My question to you is - who are the 2 per cent of your customers who you should be spending time nurturing relationships with? Even if you apply the Pareto principle and apply your focus to the 20 per cent of customers who will provide you with the biggest return during 2016, you will likely achieve more than chasing everyone who enquires of your services.

The reality is you and I simply do not have the time to try and convince people that they should be doing business with us. However, that is not to say that you shouldn’t spend time nurturing relationships with those who fit your ideal customer profile but just aren’t ready to buy from you yet. Let me explain:

Who are your ITM’s?

We all have customers, or more to the point, types of customers, who are our Ideal Target Market (ITM). ITM’s are less trouble than any of your other customers. They repeat buy from you, pay you more money and, most importantly, they get you and buy from you because of who you are and not just for what you do.

Your job is be clear who these ITM’s are, find them using LinkedIn (particularly if your ITM’s are business-to-business professionals) and spend at least 90 minutes a week nurturing relationships with these contacts. Whatever else you do, as far as marketing your products and services is concerned, the 90 minutes a week you spend nurturing relationships with your 2 per cent of ITM’s will reward you, in the long run, more handsomely than the 98 per cent of customers, who demand the rest of your attention.

So, how do you turn your future 2 per centers into new payroll customers?
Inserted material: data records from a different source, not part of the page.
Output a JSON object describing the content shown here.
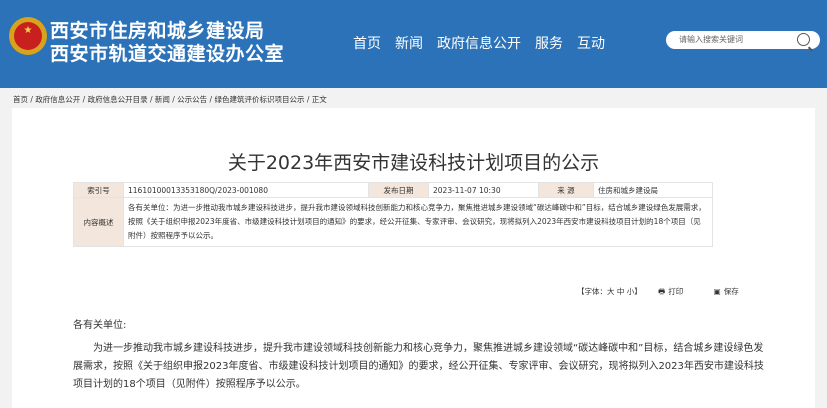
{
  "header": {
    "org_line1": "西安市住房和城乡建设局",
    "org_line2": "西安市轨道交通建设办公室",
    "nav": [
      "首页",
      "新闻",
      "政府信息公开",
      "服务",
      "互动"
    ],
    "search_placeholder": "请输入搜索关键词"
  },
  "breadcrumb": "首页 /  政府信息公开  /  政府信息公开目录  /  新闻  /  公示公告  /  绿色建筑评价标识项目公示  /  正文",
  "article": {
    "title": "关于2023年西安市建设科技计划项目的公示",
    "meta": {
      "index_label": "索引号",
      "index_value": "11610100013353180Q/2023-001080",
      "date_label": "发布日期",
      "date_value": "2023-11-07 10:30",
      "source_label": "来     源",
      "source_value": "住房和城乡建设局",
      "summary_label": "内容概述",
      "summary_value": "各有关单位：为进一步推动我市城乡建设科技进步，提升我市建设领域科技创新能力和核心竞争力，聚焦推进城乡建设领域“碳达峰碳中和”目标，结合城乡建设绿色发展需求，按照《关于组织申报2023年度省、市级建设科技计划项目的通知》的要求，经公开征集、专家评审、会议研究，现将拟列入2023年西安市建设科技项目计划的18个项目（见附件）按照程序予以公示。"
    },
    "tools": {
      "font_size": "【字体：大 中 小】",
      "print": "打印",
      "save": "保存"
    },
    "salutation": "各有关单位:",
    "paragraph": "为进一步推动我市城乡建设科技进步，提升我市建设领域科技创新能力和核心竞争力，聚焦推进城乡建设领域“碳达峰碳中和”目标，结合城乡建设绿色发展需求，按照《关于组织申报2023年度省、市级建设科技计划项目的通知》的要求，经公开征集、专家评审、会议研究，现将拟列入2023年西安市建设科技项目计划的18个项目（见附件）按照程序予以公示。"
  },
  "colors": {
    "header_bg": "#2c72b8",
    "label_bg": "#f3e6dc"
  }
}
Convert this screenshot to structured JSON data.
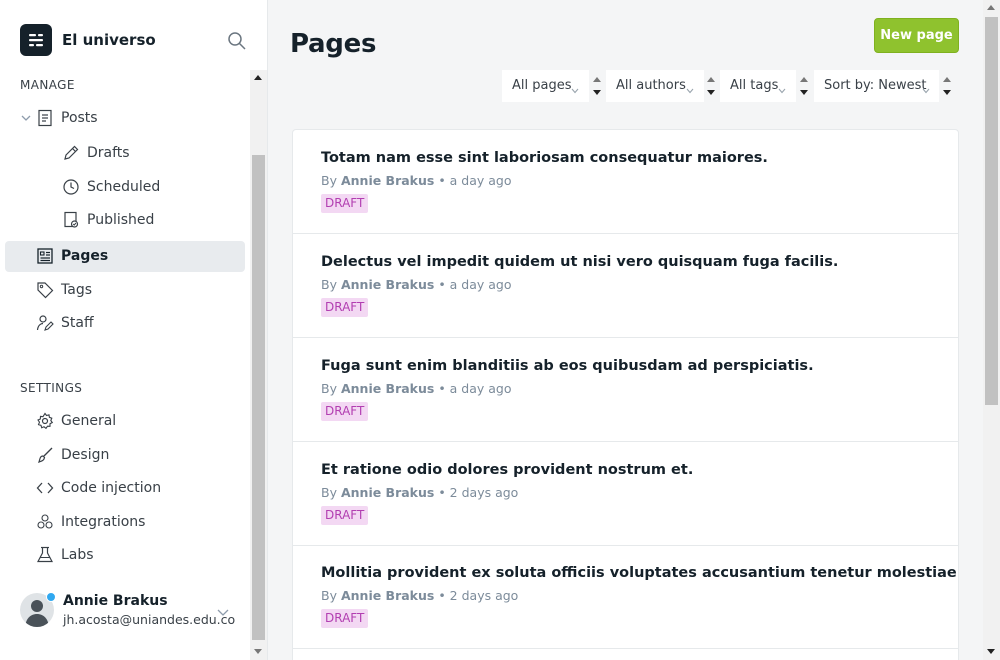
{
  "brand": {
    "name": "El universo"
  },
  "sidebar": {
    "manage_title": "MANAGE",
    "settings_title": "SETTINGS",
    "manage_items": [
      {
        "label": "Posts",
        "icon": "posts-icon"
      },
      {
        "label": "Drafts",
        "icon": "pencil-icon"
      },
      {
        "label": "Scheduled",
        "icon": "clock-icon"
      },
      {
        "label": "Published",
        "icon": "published-icon"
      },
      {
        "label": "Pages",
        "icon": "pages-icon",
        "active": true
      },
      {
        "label": "Tags",
        "icon": "tag-icon"
      },
      {
        "label": "Staff",
        "icon": "staff-icon"
      }
    ],
    "settings_items": [
      {
        "label": "General",
        "icon": "gear-icon"
      },
      {
        "label": "Design",
        "icon": "brush-icon"
      },
      {
        "label": "Code injection",
        "icon": "code-icon"
      },
      {
        "label": "Integrations",
        "icon": "integrations-icon"
      },
      {
        "label": "Labs",
        "icon": "flask-icon"
      }
    ],
    "user": {
      "name": "Annie Brakus",
      "email": "jh.acosta@uniandes.edu.co"
    }
  },
  "main": {
    "title": "Pages",
    "new_button": "New page",
    "filters": [
      "All pages",
      "All authors",
      "All tags",
      "Sort by: Newest"
    ],
    "rows": [
      {
        "title": "Totam nam esse sint laboriosam consequatur maiores.",
        "by": "By",
        "author": "Annie Brakus",
        "time": "a day ago",
        "status": "DRAFT"
      },
      {
        "title": "Delectus vel impedit quidem ut nisi vero quisquam fuga facilis.",
        "by": "By",
        "author": "Annie Brakus",
        "time": "a day ago",
        "status": "DRAFT"
      },
      {
        "title": "Fuga sunt enim blanditiis ab eos quibusdam ad perspiciatis.",
        "by": "By",
        "author": "Annie Brakus",
        "time": "a day ago",
        "status": "DRAFT"
      },
      {
        "title": "Et ratione odio dolores provident nostrum et.",
        "by": "By",
        "author": "Annie Brakus",
        "time": "2 days ago",
        "status": "DRAFT"
      },
      {
        "title": "Mollitia provident ex soluta officiis voluptates accusantium tenetur molestiae dolor.",
        "by": "By",
        "author": "Annie Brakus",
        "time": "2 days ago",
        "status": "DRAFT"
      }
    ]
  },
  "colors": {
    "accent": "#8fc22e",
    "draft_badge_bg": "#f3d8f3",
    "draft_badge_text": "#b23eb1",
    "active_nav_bg": "#e8ebee"
  }
}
Working in the payroll sector, you need to be engaging with business professionals, who are important to your firm’s growth this year. So you need to start today. There are three things you could be easily fit into your 90-minutes social media activity each week:

• Use LinkedIn’s search options to locate relevant business professionals by industry sector, company, geographic location, job title, name and then invite them to connect. Consider using the approach I recommended in my recent blog post How to increase your engagement on LinkedIn tell them your ‘why’ 
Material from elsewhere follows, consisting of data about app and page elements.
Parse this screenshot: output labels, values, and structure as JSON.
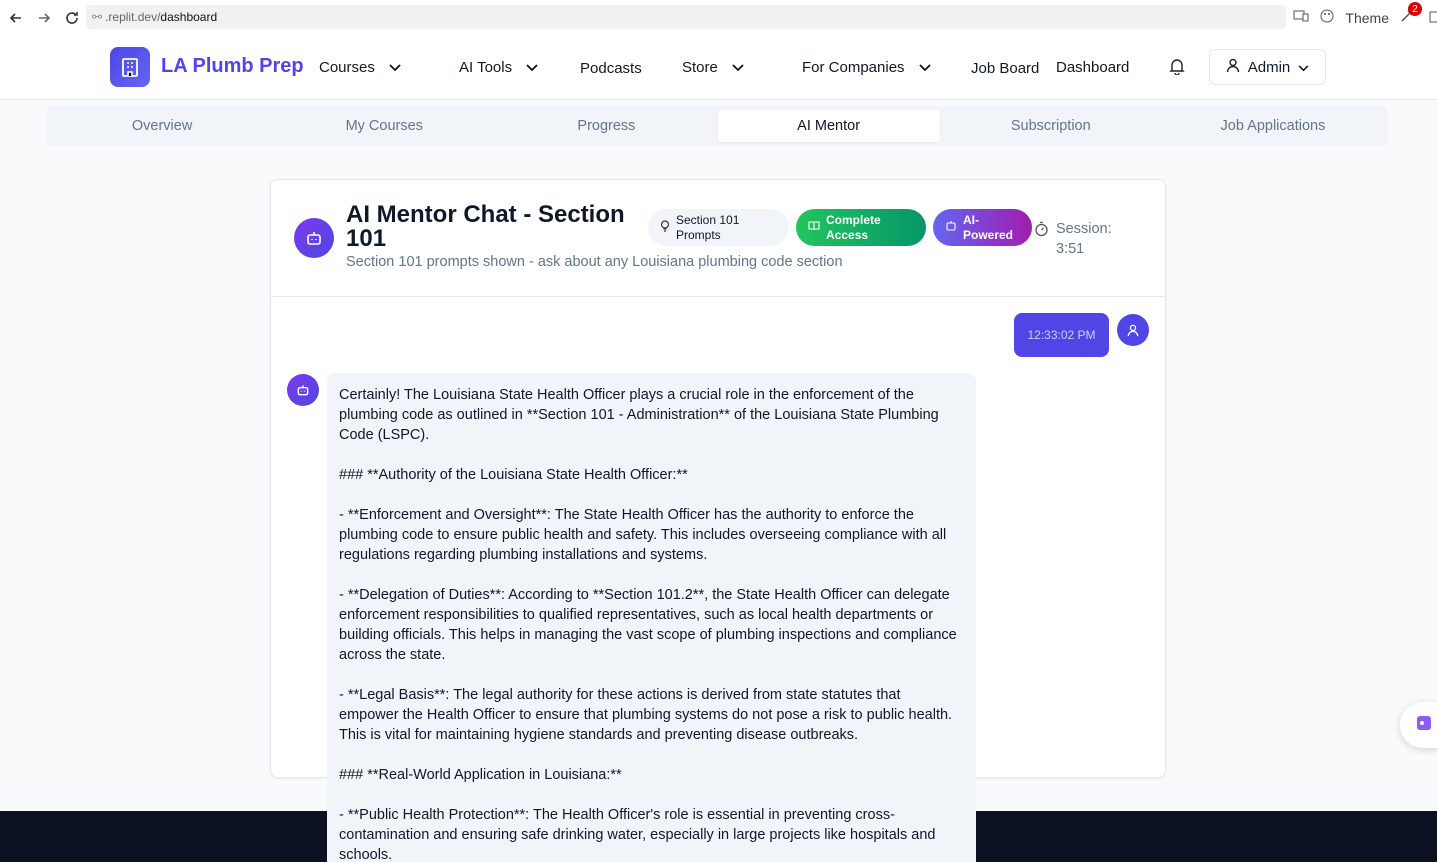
{
  "browser": {
    "url_prefix": ".replit.dev/",
    "url_path": "dashboard",
    "theme_label": "Theme",
    "ext_badge": "2"
  },
  "header": {
    "brand": "LA Plumb Prep",
    "nav": {
      "courses": "Courses",
      "ai_tools": "AI Tools",
      "podcasts": "Podcasts",
      "store": "Store",
      "for_companies": "For Companies",
      "job_board": "Job Board",
      "dashboard": "Dashboard"
    },
    "admin_label": "Admin"
  },
  "tabs": [
    "Overview",
    "My Courses",
    "Progress",
    "AI Mentor",
    "Subscription",
    "Job Applications"
  ],
  "active_tab": "AI Mentor",
  "chat": {
    "title": "AI Mentor Chat - Section 101",
    "subtitle": "Section 101 prompts shown - ask about any Louisiana plumbing code section",
    "pill_prompts": "Section 101 Prompts",
    "pill_access": "Complete Access",
    "pill_ai": "AI-Powered",
    "session": "Session: 3:51",
    "user_time": "12:33:02 PM",
    "bot_message": [
      "Certainly! The Louisiana State Health Officer plays a crucial role in the enforcement of the plumbing code as outlined in **Section 101 - Administration** of the Louisiana State Plumbing Code (LSPC).",
      "### **Authority of the Louisiana State Health Officer:**",
      "- **Enforcement and Oversight**: The State Health Officer has the authority to enforce the plumbing code to ensure public health and safety. This includes overseeing compliance with all regulations regarding plumbing installations and systems.",
      "- **Delegation of Duties**: According to **Section 101.2**, the State Health Officer can delegate enforcement responsibilities to qualified representatives, such as local health departments or building officials. This helps in managing the vast scope of plumbing inspections and compliance across the state.",
      "- **Legal Basis**: The legal authority for these actions is derived from state statutes that empower the Health Officer to ensure that plumbing systems do not pose a risk to public health. This is vital for maintaining hygiene standards and preventing disease outbreaks.",
      "### **Real-World Application in Louisiana:**",
      "- **Public Health Protection**: The Health Officer's role is essential in preventing cross-contamination and ensuring safe drinking water, especially in large projects like hospitals and schools."
    ]
  },
  "colors": {
    "brand": "#4f46e5",
    "green": "#16a34a",
    "purple": "#a21caf",
    "footer": "#0b1120"
  }
}
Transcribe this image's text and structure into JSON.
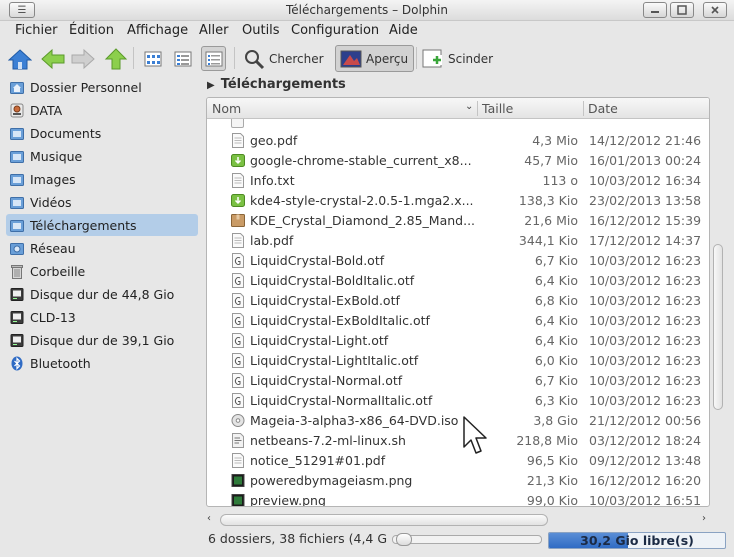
{
  "window": {
    "title": "Téléchargements – Dolphin"
  },
  "menu": [
    "Fichier",
    "Édition",
    "Affichage",
    "Aller",
    "Outils",
    "Configuration",
    "Aide"
  ],
  "toolbar": {
    "search_label": "Chercher",
    "preview_label": "Aperçu",
    "split_label": "Scinder"
  },
  "places": [
    {
      "label": "Dossier Personnel",
      "icon": "home-folder-icon"
    },
    {
      "label": "DATA",
      "icon": "drive-icon"
    },
    {
      "label": "Documents",
      "icon": "folder-icon"
    },
    {
      "label": "Musique",
      "icon": "folder-icon"
    },
    {
      "label": "Images",
      "icon": "folder-icon"
    },
    {
      "label": "Vidéos",
      "icon": "folder-icon"
    },
    {
      "label": "Téléchargements",
      "icon": "folder-icon"
    },
    {
      "label": "Réseau",
      "icon": "network-folder-icon"
    },
    {
      "label": "Corbeille",
      "icon": "trash-icon"
    },
    {
      "label": "Disque dur de 44,8 Gio",
      "icon": "harddisk-icon"
    },
    {
      "label": "CLD-13",
      "icon": "harddisk-icon"
    },
    {
      "label": "Disque dur de 39,1 Gio",
      "icon": "harddisk-icon"
    },
    {
      "label": "Bluetooth",
      "icon": "bluetooth-icon"
    }
  ],
  "breadcrumb": {
    "current": "Téléchargements"
  },
  "columns": {
    "name": "Nom",
    "size": "Taille",
    "date": "Date"
  },
  "files": [
    {
      "name": "geo.pdf",
      "size": "4,3 Mio",
      "date": "14/12/2012 21:46",
      "icon": "pdf-icon"
    },
    {
      "name": "google-chrome-stable_current_x8...",
      "size": "45,7 Mio",
      "date": "16/01/2013 00:24",
      "icon": "package-icon"
    },
    {
      "name": "Info.txt",
      "size": "113 o",
      "date": "10/03/2012 16:34",
      "icon": "text-icon"
    },
    {
      "name": "kde4-style-crystal-2.0.5-1.mga2.x...",
      "size": "138,3 Kio",
      "date": "23/02/2013 13:58",
      "icon": "package-icon"
    },
    {
      "name": "KDE_Crystal_Diamond_2.85_Mand...",
      "size": "21,6 Mio",
      "date": "16/12/2012 15:39",
      "icon": "archive-icon"
    },
    {
      "name": "lab.pdf",
      "size": "344,1 Kio",
      "date": "17/12/2012 14:37",
      "icon": "pdf-icon"
    },
    {
      "name": "LiquidCrystal-Bold.otf",
      "size": "6,7 Kio",
      "date": "10/03/2012 16:23",
      "icon": "font-icon"
    },
    {
      "name": "LiquidCrystal-BoldItalic.otf",
      "size": "6,4 Kio",
      "date": "10/03/2012 16:23",
      "icon": "font-icon"
    },
    {
      "name": "LiquidCrystal-ExBold.otf",
      "size": "6,8 Kio",
      "date": "10/03/2012 16:23",
      "icon": "font-icon"
    },
    {
      "name": "LiquidCrystal-ExBoldItalic.otf",
      "size": "6,4 Kio",
      "date": "10/03/2012 16:23",
      "icon": "font-icon"
    },
    {
      "name": "LiquidCrystal-Light.otf",
      "size": "6,4 Kio",
      "date": "10/03/2012 16:23",
      "icon": "font-icon"
    },
    {
      "name": "LiquidCrystal-LightItalic.otf",
      "size": "6,0 Kio",
      "date": "10/03/2012 16:23",
      "icon": "font-icon"
    },
    {
      "name": "LiquidCrystal-Normal.otf",
      "size": "6,7 Kio",
      "date": "10/03/2012 16:23",
      "icon": "font-icon"
    },
    {
      "name": "LiquidCrystal-NormalItalic.otf",
      "size": "6,3 Kio",
      "date": "10/03/2012 16:23",
      "icon": "font-icon"
    },
    {
      "name": "Mageia-3-alpha3-x86_64-DVD.iso",
      "size": "3,8 Gio",
      "date": "21/12/2012 00:56",
      "icon": "disc-image-icon"
    },
    {
      "name": "netbeans-7.2-ml-linux.sh",
      "size": "218,8 Mio",
      "date": "03/12/2012 18:24",
      "icon": "script-icon"
    },
    {
      "name": "notice_51291#01.pdf",
      "size": "96,5 Kio",
      "date": "09/12/2012 13:48",
      "icon": "pdf-icon"
    },
    {
      "name": "poweredbymageiasm.png",
      "size": "21,3 Kio",
      "date": "16/12/2012 16:20",
      "icon": "image-icon"
    },
    {
      "name": "preview.png",
      "size": "99,0 Kio",
      "date": "10/03/2012 16:51",
      "icon": "image-icon"
    }
  ],
  "status": {
    "text": "6 dossiers, 38 fichiers (4,4 G",
    "free_space": "30,2 Gio libre(s)",
    "used_fraction": 0.45
  },
  "colors": {
    "selection": "#b3cde8",
    "accent": "#2f6bc4",
    "go_arrows": "#6fb33a",
    "home": "#3b7fd4"
  }
}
•Check LinkedIn daily and send a personal message to anyone who invites you to connect or engages with your posts or comments (you may not have time to respond to any person who wants to connect with you). Thank them for connecting and ask them why they chose to do so
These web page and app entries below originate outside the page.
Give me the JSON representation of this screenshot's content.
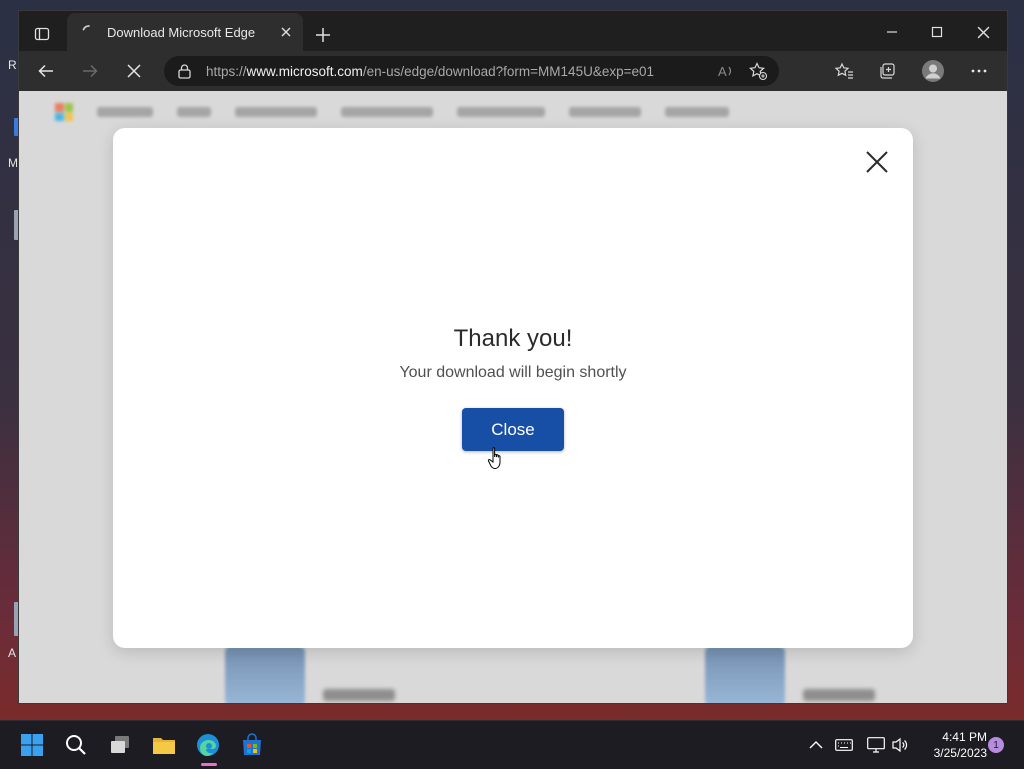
{
  "desktop": {
    "left_labels": [
      "R",
      "M",
      "A"
    ]
  },
  "browser": {
    "tab": {
      "title": "Download Microsoft Edge"
    },
    "address_bar": {
      "url_prefix": "https://",
      "url_domain": "www.microsoft.com",
      "url_path": "/en-us/edge/download?form=MM145U&exp=e01"
    },
    "icons": {
      "tab_actions": "tab-actions-icon",
      "back": "back-arrow-icon",
      "forward": "forward-arrow-icon",
      "stop": "stop-loading-icon",
      "lock": "lock-icon",
      "read_aloud": "read-aloud-icon",
      "add_favorite": "add-favorite-icon",
      "favorites": "favorites-icon",
      "collections": "collections-icon",
      "profile": "profile-icon",
      "more": "more-icon"
    }
  },
  "modal": {
    "title": "Thank you!",
    "subtitle": "Your download will begin shortly",
    "close_button_label": "Close",
    "accent_color": "#174ea6"
  },
  "taskbar": {
    "apps": [
      "start-icon",
      "search-icon",
      "task-view-icon",
      "file-explorer-icon",
      "edge-icon",
      "microsoft-store-icon"
    ],
    "active_app": "edge-icon",
    "clock_time": "4:41 PM",
    "clock_date": "3/25/2023",
    "notification_count": "1"
  }
}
• Nurture relationships with the 2 per cent who engage and the 20 per cent who are your ITM’s. Create some content that you believe would be of value to your new connections. It should be informative and include a practical application which can be used in and make a difference to their business.

The nurturing process is critical to your success. There’s no point simply connecting with people and never having conversations with them - after all, you wouldn’t run round a networking room, shake hands with everyone there and then do a runner!

Nurturing is about being warm, friendly and conversational. Remember this is ‘social’ media. LinkedIn’s new chat style messaging facility is indicative of the fact that traditional email messaging is on the wane in favour of a lighter more personal communication style, which can help build all three elements of know, like and trust.

Some will, some won’t

Some of those you connect with, even those who approach you, will simply not engage. Don’t ask me why - people often have great intentions but then life gets in the way and they become distracted or they just have a change of heart. Here’s what you do:

• Devote time to having conversations with your 2 per centers

• Still send content nurturing messages to your 20 per centers. They may not respond but you will at least keep your brand and your expertise on their radar. In time, you can pick up the phone and call them or they may call you when they’re ready. Eighty per cent of sales are made on the fifth to twelfth contact.

• Understand that some people will engage with you, some won’t - so just move on and don’t lose any sleep.

By Steve Phillip,
Managing Director,
Linked2Success Ltd